_Your task_
What is needed is a copy of each line in the listing below that contains "name".

_Source data_
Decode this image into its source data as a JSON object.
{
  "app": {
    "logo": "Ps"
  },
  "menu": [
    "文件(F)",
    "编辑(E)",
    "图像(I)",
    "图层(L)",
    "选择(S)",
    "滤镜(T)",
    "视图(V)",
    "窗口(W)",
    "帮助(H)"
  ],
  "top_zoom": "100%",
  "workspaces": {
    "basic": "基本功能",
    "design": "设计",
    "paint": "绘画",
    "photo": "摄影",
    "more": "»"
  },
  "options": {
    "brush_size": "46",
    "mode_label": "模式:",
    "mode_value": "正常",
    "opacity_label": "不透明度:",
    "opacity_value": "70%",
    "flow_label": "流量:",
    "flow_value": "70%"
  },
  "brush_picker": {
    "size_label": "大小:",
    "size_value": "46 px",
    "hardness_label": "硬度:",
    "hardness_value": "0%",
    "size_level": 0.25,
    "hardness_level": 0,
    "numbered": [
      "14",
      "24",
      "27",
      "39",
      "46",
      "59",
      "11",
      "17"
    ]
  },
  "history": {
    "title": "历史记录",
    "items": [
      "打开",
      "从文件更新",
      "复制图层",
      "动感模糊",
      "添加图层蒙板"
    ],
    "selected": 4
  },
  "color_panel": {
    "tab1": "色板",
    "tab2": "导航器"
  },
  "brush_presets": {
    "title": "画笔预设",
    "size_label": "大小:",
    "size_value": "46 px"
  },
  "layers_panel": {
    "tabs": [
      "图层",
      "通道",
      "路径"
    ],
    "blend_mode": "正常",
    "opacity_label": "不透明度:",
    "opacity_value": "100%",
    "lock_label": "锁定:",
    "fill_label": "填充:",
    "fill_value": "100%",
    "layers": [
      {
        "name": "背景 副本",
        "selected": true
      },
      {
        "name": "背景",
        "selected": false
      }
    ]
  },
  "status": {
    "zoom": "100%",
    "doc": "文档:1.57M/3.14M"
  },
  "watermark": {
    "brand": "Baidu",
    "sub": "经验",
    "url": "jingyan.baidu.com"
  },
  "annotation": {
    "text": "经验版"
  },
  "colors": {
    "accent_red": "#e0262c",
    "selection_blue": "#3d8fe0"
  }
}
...
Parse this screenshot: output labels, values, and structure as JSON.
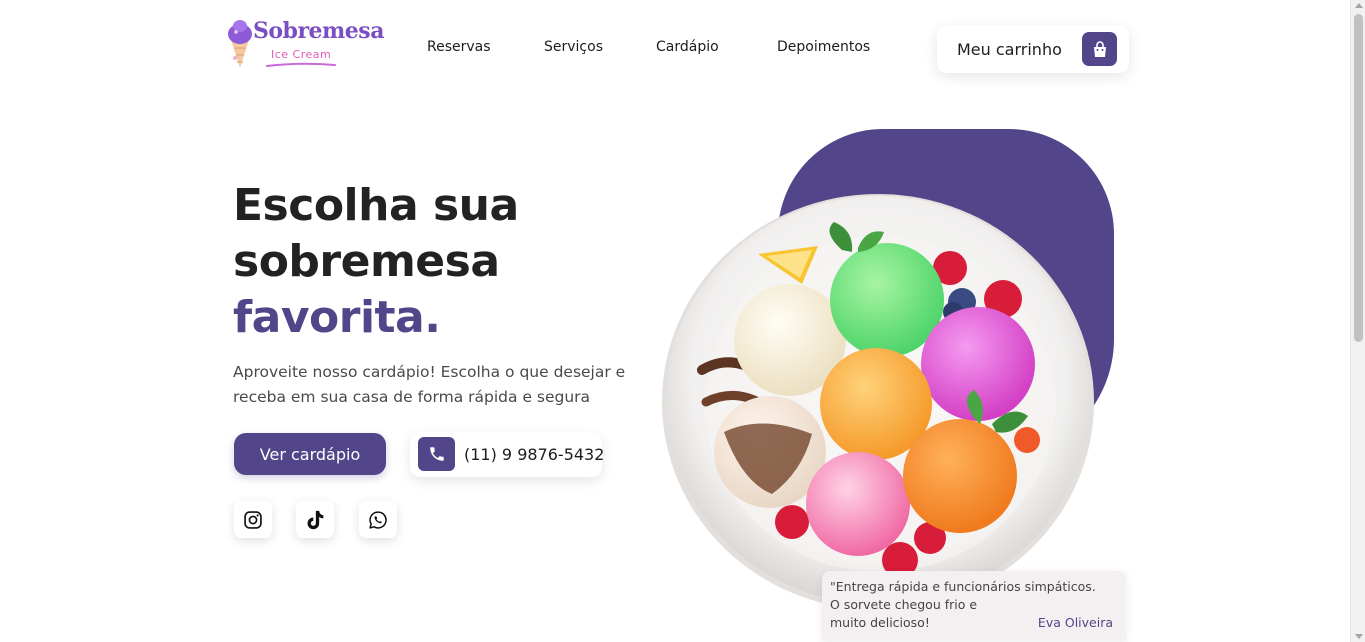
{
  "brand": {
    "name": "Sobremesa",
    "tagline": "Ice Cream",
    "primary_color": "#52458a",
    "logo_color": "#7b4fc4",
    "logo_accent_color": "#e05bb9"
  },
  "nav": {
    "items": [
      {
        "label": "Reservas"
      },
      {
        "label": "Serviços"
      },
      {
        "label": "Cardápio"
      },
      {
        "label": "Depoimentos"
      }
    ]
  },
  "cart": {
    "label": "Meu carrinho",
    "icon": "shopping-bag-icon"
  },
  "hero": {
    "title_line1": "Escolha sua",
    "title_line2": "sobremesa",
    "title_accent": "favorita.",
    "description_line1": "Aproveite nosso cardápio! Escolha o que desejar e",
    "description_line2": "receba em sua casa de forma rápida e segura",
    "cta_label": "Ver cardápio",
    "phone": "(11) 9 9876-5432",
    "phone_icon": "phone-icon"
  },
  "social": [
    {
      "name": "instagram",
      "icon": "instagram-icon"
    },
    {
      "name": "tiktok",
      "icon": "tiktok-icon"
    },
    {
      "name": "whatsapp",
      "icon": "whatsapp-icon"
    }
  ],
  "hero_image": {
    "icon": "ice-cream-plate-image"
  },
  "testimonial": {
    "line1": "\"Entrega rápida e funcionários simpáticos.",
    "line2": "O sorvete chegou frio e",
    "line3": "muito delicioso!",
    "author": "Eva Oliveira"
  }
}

_Task answer_
        "name": "背景 副本",
        "name": "背景",
    "name": "Sobremesa",
      "name": "instagram",
      "name": "tiktok",
      "name": "whatsapp",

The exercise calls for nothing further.